_TASK GOAL_
From the records below, report the number of lines that contain "content", and add nothing.

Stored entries
....

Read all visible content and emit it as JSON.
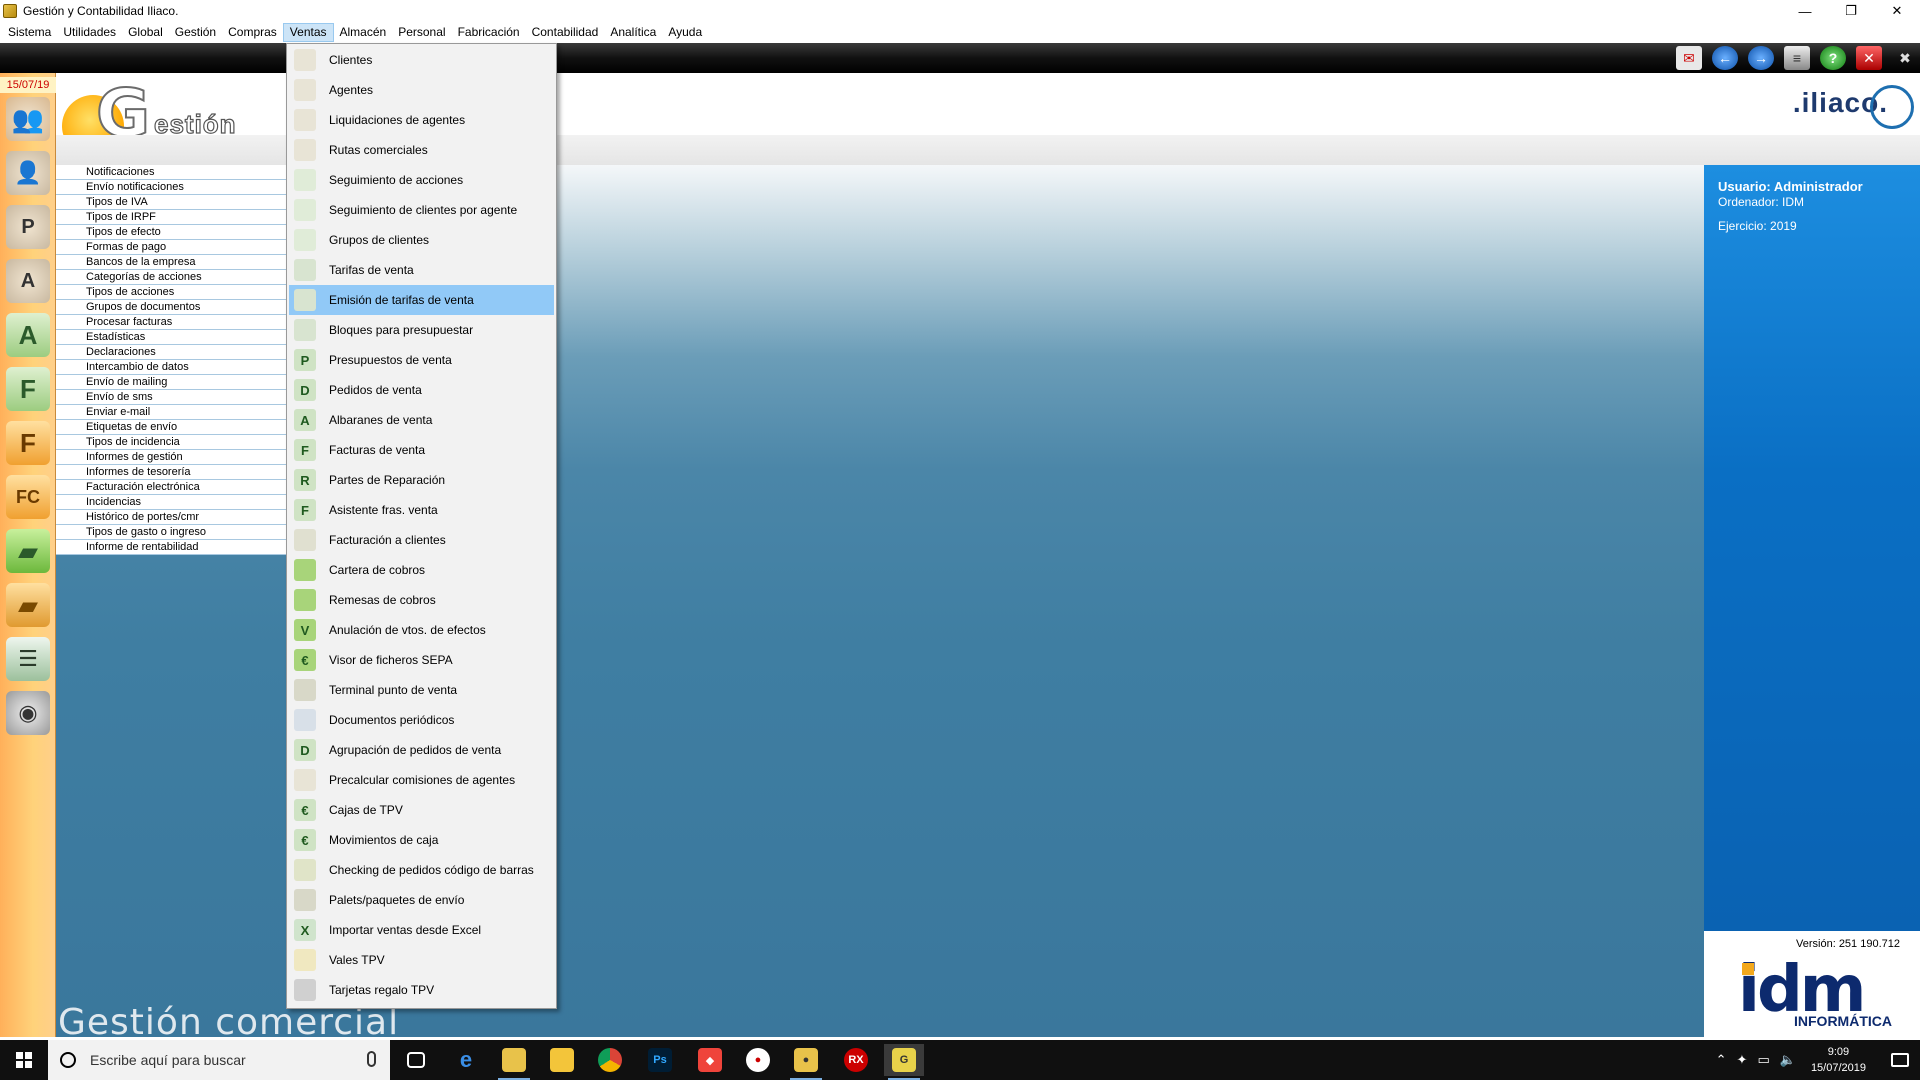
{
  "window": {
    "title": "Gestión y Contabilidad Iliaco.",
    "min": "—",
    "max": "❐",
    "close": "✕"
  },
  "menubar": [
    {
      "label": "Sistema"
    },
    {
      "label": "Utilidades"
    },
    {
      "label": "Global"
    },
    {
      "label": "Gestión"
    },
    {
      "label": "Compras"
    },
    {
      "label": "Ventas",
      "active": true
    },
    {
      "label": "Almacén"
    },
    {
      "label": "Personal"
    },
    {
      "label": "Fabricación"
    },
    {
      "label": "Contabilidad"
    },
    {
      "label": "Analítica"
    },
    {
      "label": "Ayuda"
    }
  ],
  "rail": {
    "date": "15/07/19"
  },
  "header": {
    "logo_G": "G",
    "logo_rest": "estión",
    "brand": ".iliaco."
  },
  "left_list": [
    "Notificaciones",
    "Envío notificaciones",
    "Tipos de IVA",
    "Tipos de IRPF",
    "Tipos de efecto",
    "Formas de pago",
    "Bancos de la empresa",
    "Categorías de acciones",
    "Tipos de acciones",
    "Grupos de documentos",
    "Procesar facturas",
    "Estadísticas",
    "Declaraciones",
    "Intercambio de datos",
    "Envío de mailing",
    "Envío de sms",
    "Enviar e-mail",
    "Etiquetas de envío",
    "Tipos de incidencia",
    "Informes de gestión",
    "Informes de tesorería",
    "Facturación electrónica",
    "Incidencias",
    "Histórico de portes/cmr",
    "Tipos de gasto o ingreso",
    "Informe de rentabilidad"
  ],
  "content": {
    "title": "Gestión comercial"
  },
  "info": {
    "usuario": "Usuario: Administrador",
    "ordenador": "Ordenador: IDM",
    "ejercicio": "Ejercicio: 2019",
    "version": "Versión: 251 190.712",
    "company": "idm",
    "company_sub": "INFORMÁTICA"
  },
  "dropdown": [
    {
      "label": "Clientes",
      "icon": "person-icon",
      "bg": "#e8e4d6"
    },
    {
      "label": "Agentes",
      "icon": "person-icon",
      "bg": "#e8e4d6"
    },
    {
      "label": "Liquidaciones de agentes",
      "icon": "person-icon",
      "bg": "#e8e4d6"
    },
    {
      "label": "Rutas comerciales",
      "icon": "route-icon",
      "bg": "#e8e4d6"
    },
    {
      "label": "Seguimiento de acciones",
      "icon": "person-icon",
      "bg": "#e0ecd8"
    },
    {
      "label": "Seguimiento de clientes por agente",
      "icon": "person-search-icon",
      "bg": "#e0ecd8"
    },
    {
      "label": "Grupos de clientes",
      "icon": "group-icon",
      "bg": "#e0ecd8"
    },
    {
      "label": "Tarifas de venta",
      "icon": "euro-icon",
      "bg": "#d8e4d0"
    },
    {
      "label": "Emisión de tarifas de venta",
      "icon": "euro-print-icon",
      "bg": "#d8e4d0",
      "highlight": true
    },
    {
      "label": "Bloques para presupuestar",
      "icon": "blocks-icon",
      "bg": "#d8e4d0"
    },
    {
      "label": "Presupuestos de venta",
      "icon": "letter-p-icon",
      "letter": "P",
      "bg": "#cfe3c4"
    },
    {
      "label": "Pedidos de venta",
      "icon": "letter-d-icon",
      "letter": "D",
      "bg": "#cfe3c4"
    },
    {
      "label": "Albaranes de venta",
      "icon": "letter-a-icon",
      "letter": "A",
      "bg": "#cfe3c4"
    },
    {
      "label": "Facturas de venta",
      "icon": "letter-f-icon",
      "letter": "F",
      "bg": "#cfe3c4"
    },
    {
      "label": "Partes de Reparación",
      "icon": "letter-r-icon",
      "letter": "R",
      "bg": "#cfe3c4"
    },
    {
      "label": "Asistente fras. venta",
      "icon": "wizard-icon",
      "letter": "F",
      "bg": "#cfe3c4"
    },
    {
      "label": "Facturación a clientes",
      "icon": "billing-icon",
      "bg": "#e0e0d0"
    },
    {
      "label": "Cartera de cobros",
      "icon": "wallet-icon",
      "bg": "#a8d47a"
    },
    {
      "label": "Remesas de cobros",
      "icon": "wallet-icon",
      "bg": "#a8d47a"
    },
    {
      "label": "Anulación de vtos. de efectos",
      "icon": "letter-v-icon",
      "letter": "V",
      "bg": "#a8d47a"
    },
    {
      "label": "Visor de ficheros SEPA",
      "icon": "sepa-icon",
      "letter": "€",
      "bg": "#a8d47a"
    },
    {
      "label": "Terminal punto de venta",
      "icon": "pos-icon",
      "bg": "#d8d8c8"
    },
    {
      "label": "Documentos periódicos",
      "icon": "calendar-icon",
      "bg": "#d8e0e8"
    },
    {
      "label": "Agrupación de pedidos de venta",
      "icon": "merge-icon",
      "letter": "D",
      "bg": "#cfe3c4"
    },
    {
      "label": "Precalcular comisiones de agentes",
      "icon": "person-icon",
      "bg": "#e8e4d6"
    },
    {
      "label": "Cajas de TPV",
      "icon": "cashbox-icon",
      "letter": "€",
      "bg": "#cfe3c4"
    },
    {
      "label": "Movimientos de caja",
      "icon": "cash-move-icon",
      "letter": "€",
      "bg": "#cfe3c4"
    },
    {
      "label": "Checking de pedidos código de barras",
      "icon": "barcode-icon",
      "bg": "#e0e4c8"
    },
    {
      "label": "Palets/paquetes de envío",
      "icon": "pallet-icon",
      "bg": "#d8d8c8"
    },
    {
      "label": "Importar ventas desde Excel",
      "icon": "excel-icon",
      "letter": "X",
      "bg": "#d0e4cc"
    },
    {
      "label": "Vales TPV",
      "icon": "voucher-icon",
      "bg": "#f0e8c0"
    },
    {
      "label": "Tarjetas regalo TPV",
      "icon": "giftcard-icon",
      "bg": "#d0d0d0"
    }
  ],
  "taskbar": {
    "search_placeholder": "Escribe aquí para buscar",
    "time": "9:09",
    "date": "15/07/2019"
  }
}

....

_RESPONSE BOX_
2